SYST 460/560 FALL 2009
Introduction to Air
Traffic Control (ATC) is for those who plan professions in the air
transportation industry. Surveys the entire field, presenting the
history of ATC and how it came to be as it is, the technology on which
the system is based, the procedures used by controllers to meet the
safety and efficiency goals of the system, the organizational structure
of the FAA, challenges facing the system, and means under investigation
to meet these challenges. Fieldwork will be required to acquire and
analyze airport operational data.
* Dates all tentative, subject to change without notice.Text Books:
1. Airport Systems: Planning, Design and Management – Richard deNeufville, Amadeo Odoni (2003) ISBN 10-0-07-138477-4
(Note: This book is the text-book for the follow-on course OR750/SYST660)
2. Terminal Chaos (AIAA, Library of Flight) George Donohue and Russel D. Shaver III. ISBN – 978-1-56347-949-6
3. Air Transportation Systems Engineering (Progress in Astronautics and Aeronautics, 193). George L.Donohue and Andres G. Zellweger (Editors), American Institute of Aeronautics and Astronautics, AIAA, 2001.
4. Fundamentals of Air Traffic Control – Michael S.Nolan ISBN 0-534-39388-8
5. How to Become a Pilot – FAA
6. Private Pilot – Jepperson
7. Understanding Mathematics for Aircraft Navigation – James S. Wolper
8. Flying the Big Jest – Stanley Stewart
9. Optimizing Jet Transport Efficiency – Carlos E. Padilla
10. Airport Operations – Norman Ashford, H.P. Martin Stanton
11. Air Traffic Control. Order 7110.65P, Federal Aviation Administation, February 2004.
12. FAA Airport Capacity Benchmark Report 2004. Federal Aviation Administation, 2004.
13. Flight to the future : Human Factors of Air Traffic Control. Christopher D. Wickens, Anne S. Mavor, and James, P. McGee, editors ; Panel on Human Factors in Air Traffic Control Automation, National Academy Press, 1997.
14. Airline Operations Research, by Dusan Teodorovic.

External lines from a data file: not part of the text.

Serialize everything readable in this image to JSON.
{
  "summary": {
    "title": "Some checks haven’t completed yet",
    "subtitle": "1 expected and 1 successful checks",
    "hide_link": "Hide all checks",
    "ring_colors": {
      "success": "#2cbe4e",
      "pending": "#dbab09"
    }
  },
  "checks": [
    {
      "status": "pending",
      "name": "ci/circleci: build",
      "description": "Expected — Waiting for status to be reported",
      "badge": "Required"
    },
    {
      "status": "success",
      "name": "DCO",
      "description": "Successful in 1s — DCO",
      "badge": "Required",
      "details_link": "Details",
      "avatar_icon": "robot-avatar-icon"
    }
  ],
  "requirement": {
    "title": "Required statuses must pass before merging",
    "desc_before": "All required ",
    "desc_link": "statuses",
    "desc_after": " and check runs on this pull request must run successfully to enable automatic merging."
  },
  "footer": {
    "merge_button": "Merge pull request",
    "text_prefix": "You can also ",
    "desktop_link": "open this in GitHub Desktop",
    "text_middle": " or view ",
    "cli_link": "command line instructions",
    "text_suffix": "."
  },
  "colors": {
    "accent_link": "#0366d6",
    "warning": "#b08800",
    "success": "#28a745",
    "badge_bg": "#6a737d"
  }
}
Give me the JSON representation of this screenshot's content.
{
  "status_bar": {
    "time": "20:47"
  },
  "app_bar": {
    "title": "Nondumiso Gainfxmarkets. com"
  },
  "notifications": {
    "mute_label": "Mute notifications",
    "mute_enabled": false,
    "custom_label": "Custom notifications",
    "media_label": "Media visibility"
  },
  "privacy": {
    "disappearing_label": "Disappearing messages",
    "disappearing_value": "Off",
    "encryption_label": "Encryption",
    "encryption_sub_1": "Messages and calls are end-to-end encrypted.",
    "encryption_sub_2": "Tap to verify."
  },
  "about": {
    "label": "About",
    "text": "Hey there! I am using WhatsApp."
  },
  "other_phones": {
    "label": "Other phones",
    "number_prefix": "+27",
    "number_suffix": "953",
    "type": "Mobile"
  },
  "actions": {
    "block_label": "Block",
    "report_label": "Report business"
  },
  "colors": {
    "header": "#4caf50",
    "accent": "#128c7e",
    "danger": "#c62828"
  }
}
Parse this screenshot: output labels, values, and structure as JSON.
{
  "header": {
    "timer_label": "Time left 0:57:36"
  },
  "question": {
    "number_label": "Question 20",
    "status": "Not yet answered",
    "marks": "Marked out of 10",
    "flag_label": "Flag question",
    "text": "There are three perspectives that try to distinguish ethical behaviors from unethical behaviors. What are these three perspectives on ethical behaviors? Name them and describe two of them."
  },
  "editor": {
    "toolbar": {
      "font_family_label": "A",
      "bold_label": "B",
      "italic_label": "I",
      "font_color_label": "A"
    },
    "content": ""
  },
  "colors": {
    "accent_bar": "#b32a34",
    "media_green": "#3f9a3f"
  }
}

Gordon Breach Publishers, 1991.
15. Air Transport Systems Analysis and Modelling (Transportation Studies), by Milan Janic, Gordon Breach Inc., 2001.
16. Transportation Demand Analysis. Adib Kanafani. McGraw-Hill, 1983.
17. Issues in Air Transportation and Airport Management, TRB 1094, Transportation Research Board, 1986.
18. Integrated Noise Model User's Manual V. 6.0. Federal Aviation Administration - ATAC, 2000.
19. National Airspace System Plan 4.0, FAA, March 1999.
20. Securing the Future of U.S. Air Transportation: A System in Peril, Committee on Aeronautics Research and Technology for Vision 2050, Studies and Information Services, National Research Council (NRC).
Students will learn the necessary basic knowledge in air traffic management of the air transportation system. This course prepares students for work in the industry and for conduct of graduate studies and research.
Relationship to Other Courses:
This is a required course for graduate students in air transportation systems. This course is prerequisite for OR750/SYST660.
Expectations for Student Participation:
This course material is dominated by knowledge (facts). As a consequence, it is expected that each student spend 30 minutes (min) each day testing their knowledge on the subject of the prior week using the Test Question Data-bank. Remember, “learning takes place at the time of failure of expectation.” This expectation is required of each student.
* Student obligations:
* Complete reading assignments and complete workbooks
* Homework/quiz turned in at start of class
* Late penalty 10%
* Mid-term Exams (Closed book)
* Final Exam (Closed-book)
* Field trips
* Homework/Quizzes (25%)
* Mid-term Exam 1 (25%)
* Mid-term Exam 2 (25%)
* Final Exam (25%)
Honor Code strictly enforced.
Suspected violations will be reported
Wed 4pm – 6pm, Room 4507, Engineering Building, firstname.lastname@example.org, 703-993-1711